When Rey Ordonez went down with a season-ending injury in 2000, the Mets needed to add a shortstop; or so they thought. In hindsight, keeping Melvin Mora might have made a lot more sense.
I’m not here to argue the merits of this deal. It wasn’t a perfect one for the team. Bordick went from hitting 16 home runs with the Baltimore Orioles to only 4 with the Mets. His other offensive numbers dropped, too. Still, it wasn’t as tremendously bad as some other moves in club history.
What nobody can argue is how utterly bad Bordick was in the postseason. At the plate, he was virtually absent.
Bordick hit .167/.412/.167 in the NLDS with 4 strikeouts. In the NLCS, he was down to .077/.294/.077. He finished his postseason with a .125/.125/.125 batting line in the World Series. Some of the shortstop duties ended up falling to Kurt Abbott. Ineffective in his own ways as well, it felt too often like there was a shortage of talent at the shortstop position. The least they could do was hit. They failed to do that often enough.

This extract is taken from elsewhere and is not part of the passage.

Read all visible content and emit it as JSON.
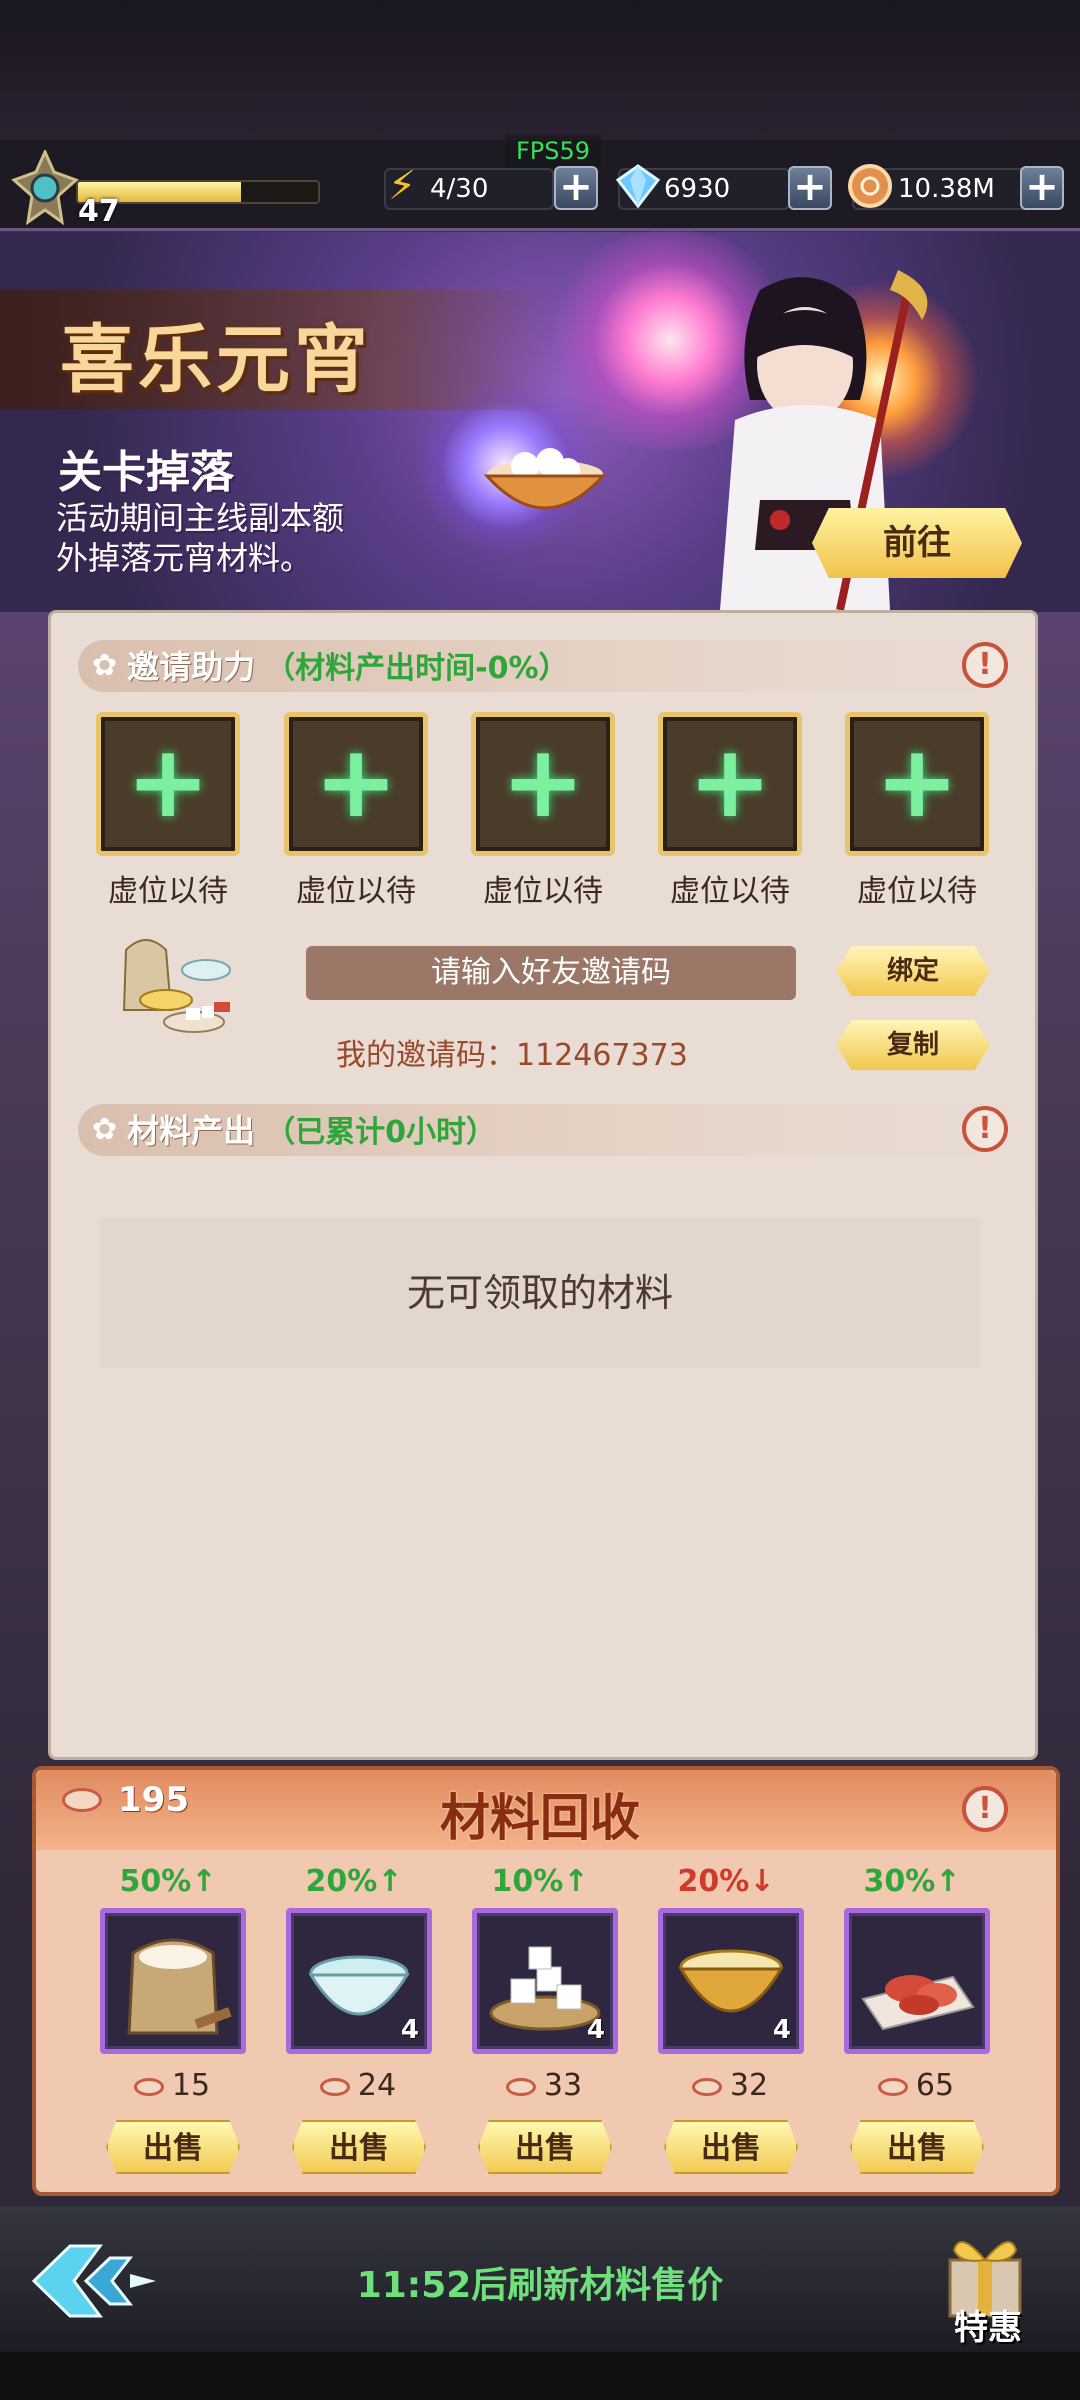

Trading for Bordick was a reactionary move the Mets front office felt they needed to make to replace an injured player. A little successful in the regular season, it was a useless trade in the postseason.